Across the data below, state how many lines hold "label", and reply with nothing but that number.

[Opening Data listing section]

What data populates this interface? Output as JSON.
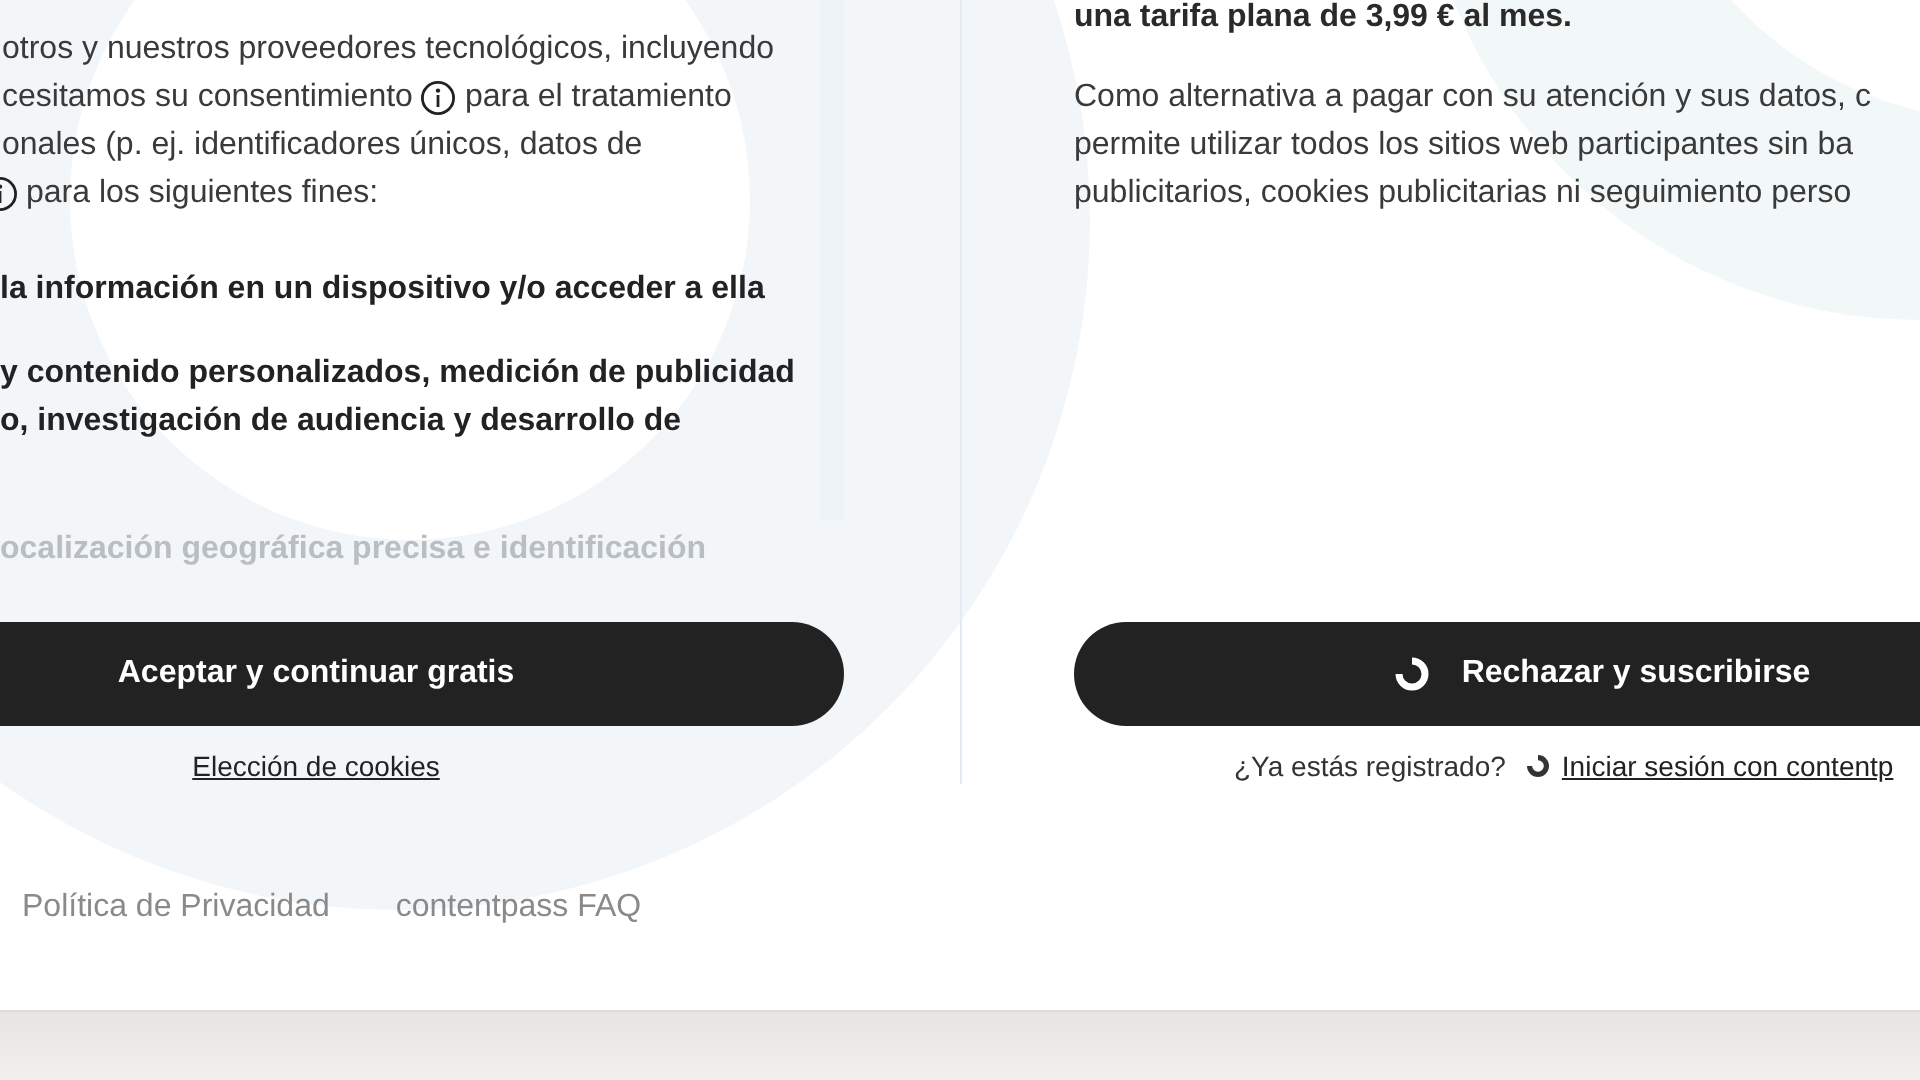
{
  "left_panel": {
    "intro_lines": [
      {
        "segments": [
          {
            "kind": "text",
            "text": "otros y nuestros proveedores tecnológicos, incluyendo"
          }
        ]
      },
      {
        "segments": [
          {
            "kind": "text",
            "text": "cesitamos su consentimiento"
          },
          {
            "kind": "info"
          },
          {
            "kind": "text",
            "text": "para el tratamiento"
          }
        ]
      },
      {
        "segments": [
          {
            "kind": "text",
            "text": "onales (p. ej. identificadores únicos, datos de"
          }
        ]
      },
      {
        "segments": [
          {
            "kind": "info"
          },
          {
            "kind": "text",
            "text": "para los siguientes fines:"
          }
        ]
      }
    ],
    "purposes": [
      {
        "faded": false,
        "lines": [
          "la información en un dispositivo y/o acceder a ella"
        ]
      },
      {
        "faded": false,
        "lines": [
          "y contenido personalizados, medición de publicidad",
          "o, investigación de audiencia y desarrollo de"
        ]
      },
      {
        "faded": true,
        "lines": [
          "ocalización geográfica precisa e identificación"
        ]
      }
    ],
    "accept_button": "Aceptar y continuar gratis",
    "cookie_choice_link": "Elección de cookies"
  },
  "right_panel": {
    "price_line": "una tarifa plana de 3,99 € al mes.",
    "description_lines": [
      "Como alternativa a pagar con su atención y sus datos, c",
      "permite utilizar todos los sitios web participantes sin ba",
      "publicitarios, cookies publicitarias ni seguimiento perso"
    ],
    "reject_button": "Rechazar y suscribirse",
    "registered_prompt": "¿Ya estás registrado?",
    "login_link": "Iniciar sesión con contentp"
  },
  "footer_links": [
    "Política de Privacidad",
    "contentpass FAQ"
  ]
}
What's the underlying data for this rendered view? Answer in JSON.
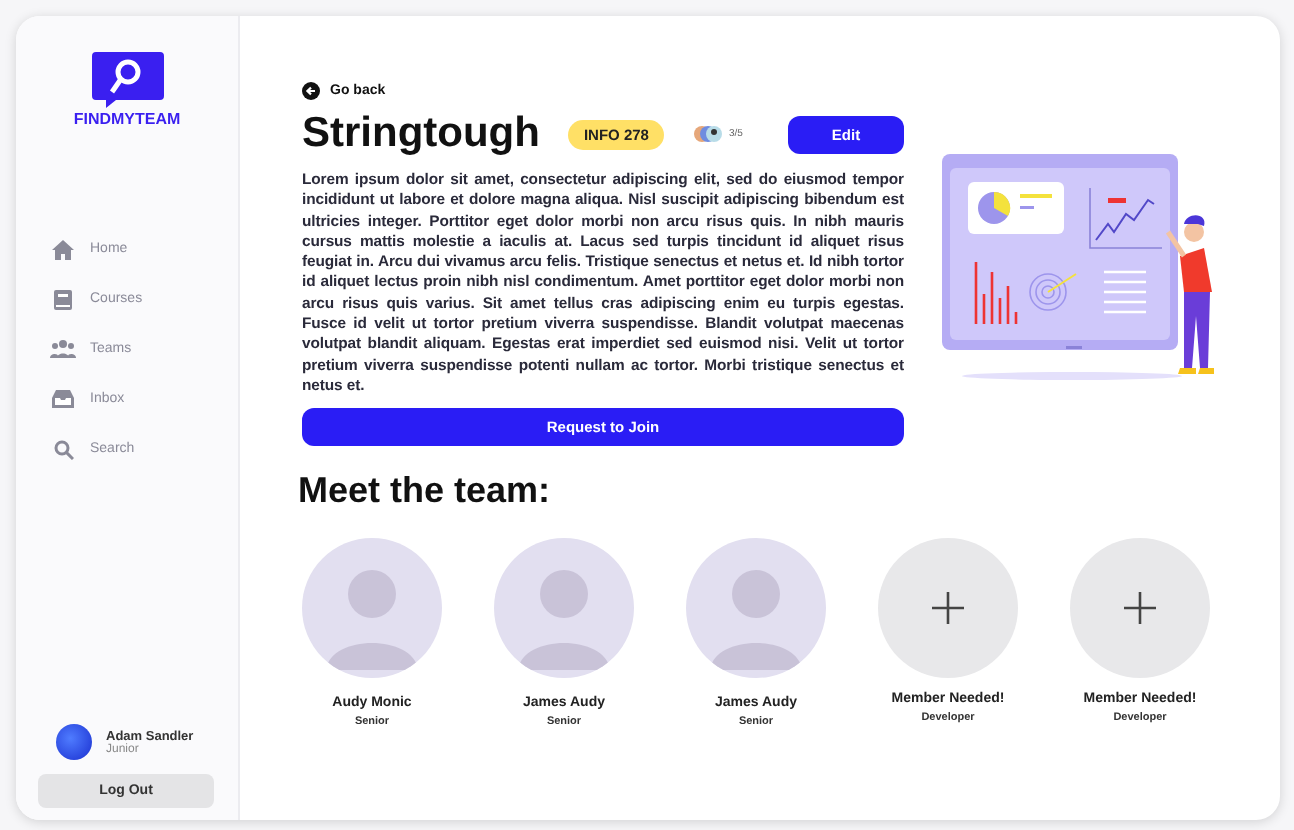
{
  "brand": {
    "name": "FINDMYTEAM"
  },
  "nav": [
    {
      "label": "Home",
      "kind": "home"
    },
    {
      "label": "Courses",
      "kind": "book"
    },
    {
      "label": "Teams",
      "kind": "people"
    },
    {
      "label": "Inbox",
      "kind": "inbox"
    },
    {
      "label": "Search",
      "kind": "search"
    }
  ],
  "user": {
    "name": "Adam Sandler",
    "role": "Junior"
  },
  "logout": "Log Out",
  "back": "Go back",
  "team": {
    "name": "Stringtough",
    "badge": "INFO 278",
    "count": "3/5",
    "edit": "Edit"
  },
  "description": "Lorem ipsum dolor sit amet, consectetur adipiscing elit, sed do eiusmod tempor incididunt ut labore et dolore magna aliqua. Nisl suscipit adipiscing bibendum est ultricies integer. Porttitor eget dolor morbi non arcu risus quis. In nibh mauris cursus mattis molestie a iaculis at. Lacus sed turpis tincidunt id aliquet risus feugiat in. Arcu dui vivamus arcu felis. Tristique senectus et netus et. Id nibh tortor id aliquet lectus proin nibh nisl condimentum. Amet porttitor eget dolor morbi non arcu risus quis varius. Sit amet tellus cras adipiscing enim eu turpis egestas. Fusce id velit ut tortor pretium viverra suspendisse. Blandit volutpat maecenas volutpat blandit aliquam. Egestas erat imperdiet sed euismod nisi. Velit ut tortor pretium viverra suspendisse potenti nullam ac tortor. Morbi tristique senectus et netus et.",
  "join": "Request to Join",
  "members_title": "Meet the team:",
  "members": [
    {
      "kind": "member",
      "name": "Audy Monic",
      "role": "Senior"
    },
    {
      "kind": "member",
      "name": "James Audy",
      "role": "Senior"
    },
    {
      "kind": "member",
      "name": "James Audy",
      "role": "Senior"
    },
    {
      "kind": "open",
      "name": "Member Needed!",
      "role": "Developer"
    },
    {
      "kind": "open",
      "name": "Member Needed!",
      "role": "Developer"
    }
  ]
}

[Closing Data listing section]

■ **Reply to the task**
5